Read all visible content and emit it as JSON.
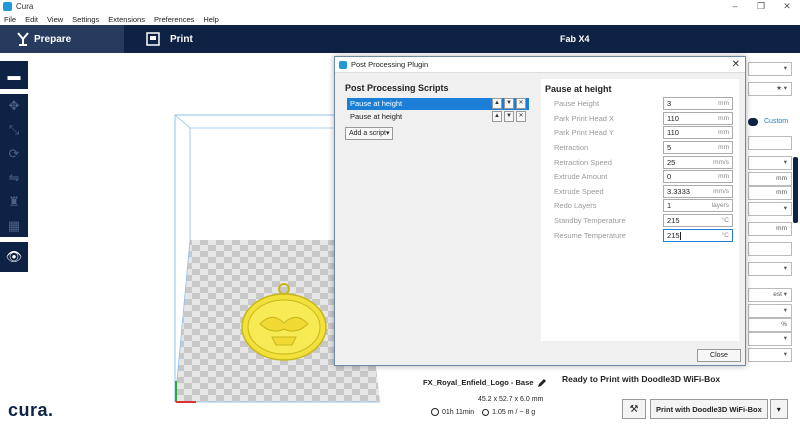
{
  "window": {
    "title": "Cura"
  },
  "menu": [
    "File",
    "Edit",
    "View",
    "Settings",
    "Extensions",
    "Preferences",
    "Help"
  ],
  "header": {
    "tab_prepare": "Prepare",
    "tab_print": "Print",
    "printer": "Fab X4"
  },
  "dialog": {
    "title": "Post Processing Plugin",
    "scripts_heading": "Post Processing Scripts",
    "scripts": [
      {
        "label": "Pause at height",
        "selected": true
      },
      {
        "label": "Pause at height",
        "selected": false
      }
    ],
    "add_script_label": "Add a script",
    "settings_heading": "Pause at height",
    "settings": [
      {
        "label": "Pause Height",
        "value": "3",
        "unit": "mm"
      },
      {
        "label": "Park Print Head X",
        "value": "110",
        "unit": "mm"
      },
      {
        "label": "Park Print Head Y",
        "value": "110",
        "unit": "mm"
      },
      {
        "label": "Retraction",
        "value": "5",
        "unit": "mm"
      },
      {
        "label": "Retraction Speed",
        "value": "25",
        "unit": "mm/s"
      },
      {
        "label": "Extrude Amount",
        "value": "0",
        "unit": "mm"
      },
      {
        "label": "Extrude Speed",
        "value": "3.3333",
        "unit": "mm/s"
      },
      {
        "label": "Redo Layers",
        "value": "1",
        "unit": "layers"
      },
      {
        "label": "Standby Temperature",
        "value": "215",
        "unit": "°C"
      },
      {
        "label": "Resume Temperature",
        "value": "215",
        "unit": "°C"
      }
    ],
    "close_label": "Close"
  },
  "model": {
    "name": "FX_Royal_Enfield_Logo - Base",
    "dimensions": "45.2 x 52.7 x 6.0 mm",
    "time": "01h 11min",
    "material": "1.05 m / ~ 8 g"
  },
  "right_panel": {
    "custom_label": "Custom",
    "units": [
      "mm",
      "mm",
      "mm",
      "%"
    ],
    "est": "est"
  },
  "status": {
    "ready": "Ready to Print with Doodle3D WiFi-Box",
    "print_button": "Print with Doodle3D WiFi-Box"
  },
  "brand": {
    "logo": "cura.",
    "accent": "#1b7fd8",
    "header_bg": "#0e2245"
  }
}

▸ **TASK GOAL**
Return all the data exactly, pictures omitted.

▸ **OUTPUT**
Read all visible content and emit it as JSON.
{
  "window": {
    "title": "Cura"
  },
  "menu": [
    "File",
    "Edit",
    "View",
    "Settings",
    "Extensions",
    "Preferences",
    "Help"
  ],
  "header": {
    "tab_prepare": "Prepare",
    "tab_print": "Print",
    "printer": "Fab X4"
  },
  "dialog": {
    "title": "Post Processing Plugin",
    "scripts_heading": "Post Processing Scripts",
    "scripts": [
      {
        "label": "Pause at height",
        "selected": true
      },
      {
        "label": "Pause at height",
        "selected": false
      }
    ],
    "add_script_label": "Add a script",
    "settings_heading": "Pause at height",
    "settings": [
      {
        "label": "Pause Height",
        "value": "3",
        "unit": "mm"
      },
      {
        "label": "Park Print Head X",
        "value": "110",
        "unit": "mm"
      },
      {
        "label": "Park Print Head Y",
        "value": "110",
        "unit": "mm"
      },
      {
        "label": "Retraction",
        "value": "5",
        "unit": "mm"
      },
      {
        "label": "Retraction Speed",
        "value": "25",
        "unit": "mm/s"
      },
      {
        "label": "Extrude Amount",
        "value": "0",
        "unit": "mm"
      },
      {
        "label": "Extrude Speed",
        "value": "3.3333",
        "unit": "mm/s"
      },
      {
        "label": "Redo Layers",
        "value": "1",
        "unit": "layers"
      },
      {
        "label": "Standby Temperature",
        "value": "215",
        "unit": "°C"
      },
      {
        "label": "Resume Temperature",
        "value": "215",
        "unit": "°C"
      }
    ],
    "close_label": "Close"
  },
  "model": {
    "name": "FX_Royal_Enfield_Logo - Base",
    "dimensions": "45.2 x 52.7 x 6.0 mm",
    "time": "01h 11min",
    "material": "1.05 m / ~ 8 g"
  },
  "right_panel": {
    "custom_label": "Custom",
    "units": [
      "mm",
      "mm",
      "mm",
      "%"
    ],
    "est": "est"
  },
  "status": {
    "ready": "Ready to Print with Doodle3D WiFi-Box",
    "print_button": "Print with Doodle3D WiFi-Box"
  },
  "brand": {
    "logo": "cura.",
    "accent": "#1b7fd8",
    "header_bg": "#0e2245"
  }
}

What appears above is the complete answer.